To test the efficacy of this combined targeted and tailored intervention, 470 smokers aged 65 years and older who filled a transdermal nicotine prescription through Pennsylvania Pharmaceutical Assistance Contract for the Elderly were randomly assigned to receive either usual care (a fact sheet on patch assisted quitting) or a copy of the tailored Clear Horizons guide for older smokers and a series of seven personalised computer generated mailings. Tailored messages were based on past research identifying the factors associated with general quitting success and with patch assisted quitting among older smokers.4 5 Verbal consent for this study was obtained at the time of a baseline interview. Only 4% of eligible subjects declined. The first mailing was sent out an average of 10 days after subjects filled their prescriptions; the remainder were mailed over a six month period. Both the messages and graphics in these mailings were tailored.
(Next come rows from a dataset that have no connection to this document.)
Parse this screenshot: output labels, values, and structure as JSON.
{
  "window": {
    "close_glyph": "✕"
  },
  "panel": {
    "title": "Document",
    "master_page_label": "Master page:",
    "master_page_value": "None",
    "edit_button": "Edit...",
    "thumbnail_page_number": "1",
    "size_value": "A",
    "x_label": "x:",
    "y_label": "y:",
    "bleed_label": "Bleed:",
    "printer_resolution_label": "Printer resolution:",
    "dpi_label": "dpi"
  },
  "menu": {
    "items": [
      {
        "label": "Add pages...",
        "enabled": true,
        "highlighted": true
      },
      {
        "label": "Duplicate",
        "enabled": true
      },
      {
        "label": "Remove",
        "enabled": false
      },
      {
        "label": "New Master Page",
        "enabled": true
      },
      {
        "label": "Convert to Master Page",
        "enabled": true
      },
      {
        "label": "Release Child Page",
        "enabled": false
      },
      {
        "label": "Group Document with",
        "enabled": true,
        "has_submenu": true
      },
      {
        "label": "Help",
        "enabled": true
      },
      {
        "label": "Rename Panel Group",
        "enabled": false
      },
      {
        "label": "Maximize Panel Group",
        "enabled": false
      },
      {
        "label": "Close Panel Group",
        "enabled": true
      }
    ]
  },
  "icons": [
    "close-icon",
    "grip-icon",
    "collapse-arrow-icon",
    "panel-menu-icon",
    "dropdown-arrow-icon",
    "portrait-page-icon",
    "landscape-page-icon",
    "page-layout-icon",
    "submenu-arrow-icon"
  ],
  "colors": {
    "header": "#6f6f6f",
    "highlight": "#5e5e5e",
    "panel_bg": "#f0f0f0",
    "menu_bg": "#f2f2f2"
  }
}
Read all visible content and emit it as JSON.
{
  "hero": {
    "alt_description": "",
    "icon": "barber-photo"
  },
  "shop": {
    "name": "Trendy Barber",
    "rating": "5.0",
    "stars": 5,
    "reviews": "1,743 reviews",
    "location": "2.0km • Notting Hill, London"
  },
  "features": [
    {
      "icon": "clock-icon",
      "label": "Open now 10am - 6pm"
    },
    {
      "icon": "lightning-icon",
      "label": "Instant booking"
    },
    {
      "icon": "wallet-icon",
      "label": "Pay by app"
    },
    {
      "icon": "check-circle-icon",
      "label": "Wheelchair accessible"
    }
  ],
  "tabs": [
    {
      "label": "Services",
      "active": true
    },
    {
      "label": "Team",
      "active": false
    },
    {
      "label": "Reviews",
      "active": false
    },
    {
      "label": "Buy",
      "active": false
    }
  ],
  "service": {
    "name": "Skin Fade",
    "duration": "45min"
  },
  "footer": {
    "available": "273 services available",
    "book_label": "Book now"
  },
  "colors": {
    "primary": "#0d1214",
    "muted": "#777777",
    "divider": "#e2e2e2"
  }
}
Subjects were mostly female, white, and had not completed high school. With a mean age of 72 years, they had smoked on average for over half a century. They currently smoked a mean of 22 cigarettes a day, and 75% said they smoked within 30 minutes of awakening—a sign of high nicotine addiction.

Follow up phone interviews were conducted at six and 12 months post-baseline. Six month follow up (86% response rate) showed that the treatment group subjects were more likely than control group subjects to make at least one serious quit attempt (93%v 84%) and to report seven day point prevalence abstinence (40% v 33%) (p < 0.05). About half of the treatment subjects said they had read all or most of the guide and the mailings. At 12 months (78% response rate), subjects in the tailored treatment group still reported significantly more quit attempts (88% v82%; p < 0.05), but group differences in quit rates were no longer significant (33% v 31%). This may reflect a weakening in the effect of the mailings sent during the first six months. Analyses are now underway examining quit rates for treatment group subjects who did and did not read the targeted and tailored self help materials, predicting stronger treatment effects for those who did. Results show promise for integrating computer tailored messages into the treatment of older adult smokers.


This research was supported by NHLBI grant #RO 1-HL-S0489.